--- Source material Enclosed Below ---

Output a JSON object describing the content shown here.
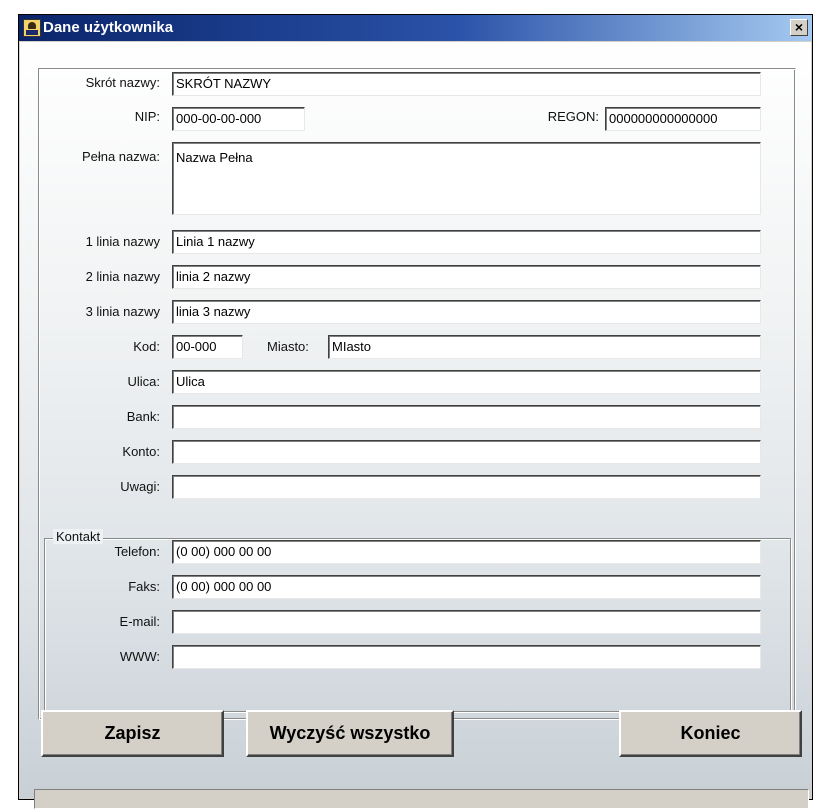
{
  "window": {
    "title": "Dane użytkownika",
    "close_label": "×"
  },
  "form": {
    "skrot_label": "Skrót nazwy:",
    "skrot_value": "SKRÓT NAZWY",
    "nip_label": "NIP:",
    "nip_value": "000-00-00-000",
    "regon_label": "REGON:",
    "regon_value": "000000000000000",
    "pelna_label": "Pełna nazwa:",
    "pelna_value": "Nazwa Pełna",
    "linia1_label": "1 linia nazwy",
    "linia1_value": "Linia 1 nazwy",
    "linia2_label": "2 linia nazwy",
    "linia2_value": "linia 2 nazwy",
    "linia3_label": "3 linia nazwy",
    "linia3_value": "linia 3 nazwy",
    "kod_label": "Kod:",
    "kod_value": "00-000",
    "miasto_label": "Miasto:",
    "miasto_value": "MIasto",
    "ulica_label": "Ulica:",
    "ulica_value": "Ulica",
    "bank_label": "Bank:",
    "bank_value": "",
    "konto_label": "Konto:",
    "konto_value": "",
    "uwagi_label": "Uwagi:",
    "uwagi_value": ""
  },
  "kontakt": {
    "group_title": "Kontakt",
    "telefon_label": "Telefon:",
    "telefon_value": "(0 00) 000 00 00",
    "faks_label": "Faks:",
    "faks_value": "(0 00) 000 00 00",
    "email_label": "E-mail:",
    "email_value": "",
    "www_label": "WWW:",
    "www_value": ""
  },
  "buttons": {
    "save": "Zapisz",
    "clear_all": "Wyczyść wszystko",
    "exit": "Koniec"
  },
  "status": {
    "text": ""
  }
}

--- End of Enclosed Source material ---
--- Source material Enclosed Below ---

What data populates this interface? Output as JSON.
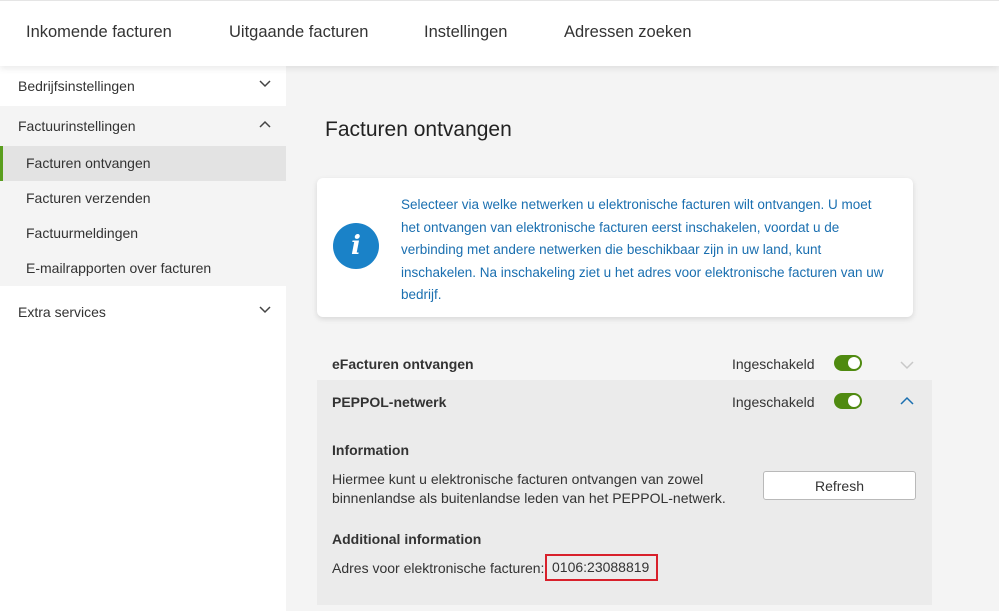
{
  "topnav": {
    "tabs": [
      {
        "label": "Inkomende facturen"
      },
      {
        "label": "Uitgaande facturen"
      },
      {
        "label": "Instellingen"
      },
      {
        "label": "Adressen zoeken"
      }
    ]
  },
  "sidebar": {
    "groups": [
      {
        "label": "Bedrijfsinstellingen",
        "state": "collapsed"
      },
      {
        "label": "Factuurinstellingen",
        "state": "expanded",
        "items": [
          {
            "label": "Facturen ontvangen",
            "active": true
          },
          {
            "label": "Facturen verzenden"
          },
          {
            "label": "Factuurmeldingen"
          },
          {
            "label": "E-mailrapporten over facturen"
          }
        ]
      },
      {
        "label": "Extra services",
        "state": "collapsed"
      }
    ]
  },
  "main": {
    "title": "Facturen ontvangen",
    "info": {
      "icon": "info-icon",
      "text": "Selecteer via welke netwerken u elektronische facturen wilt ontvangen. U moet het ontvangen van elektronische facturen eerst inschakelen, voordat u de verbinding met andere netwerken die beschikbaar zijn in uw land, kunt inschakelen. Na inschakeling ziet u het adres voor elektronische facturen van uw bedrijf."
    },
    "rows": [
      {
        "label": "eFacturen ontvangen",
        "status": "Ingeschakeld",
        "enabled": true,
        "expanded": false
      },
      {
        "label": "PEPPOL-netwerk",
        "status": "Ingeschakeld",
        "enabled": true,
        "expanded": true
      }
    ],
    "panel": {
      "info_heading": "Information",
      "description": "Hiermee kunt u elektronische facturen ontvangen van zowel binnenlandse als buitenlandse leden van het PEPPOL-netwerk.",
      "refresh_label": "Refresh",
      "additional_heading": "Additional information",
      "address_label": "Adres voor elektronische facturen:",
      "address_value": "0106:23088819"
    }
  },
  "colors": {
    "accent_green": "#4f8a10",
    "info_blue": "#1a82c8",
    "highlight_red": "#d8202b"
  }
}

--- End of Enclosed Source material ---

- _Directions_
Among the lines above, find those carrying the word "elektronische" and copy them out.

- _Solution_
      "text": "Selecteer via welke netwerken u elektronische facturen wilt ontvangen. U moet het ontvangen van elektronische facturen eerst inschakelen, voordat u de verbinding met andere netwerken die beschikbaar zijn in uw land, kunt inschakelen. Na inschakeling ziet u het adres voor elektronische facturen van uw bedrijf."
      "description": "Hiermee kunt u elektronische facturen ontvangen van zowel binnenlandse als buitenlandse leden van het PEPPOL-netwerk.",
      "address_label": "Adres voor elektronische facturen:",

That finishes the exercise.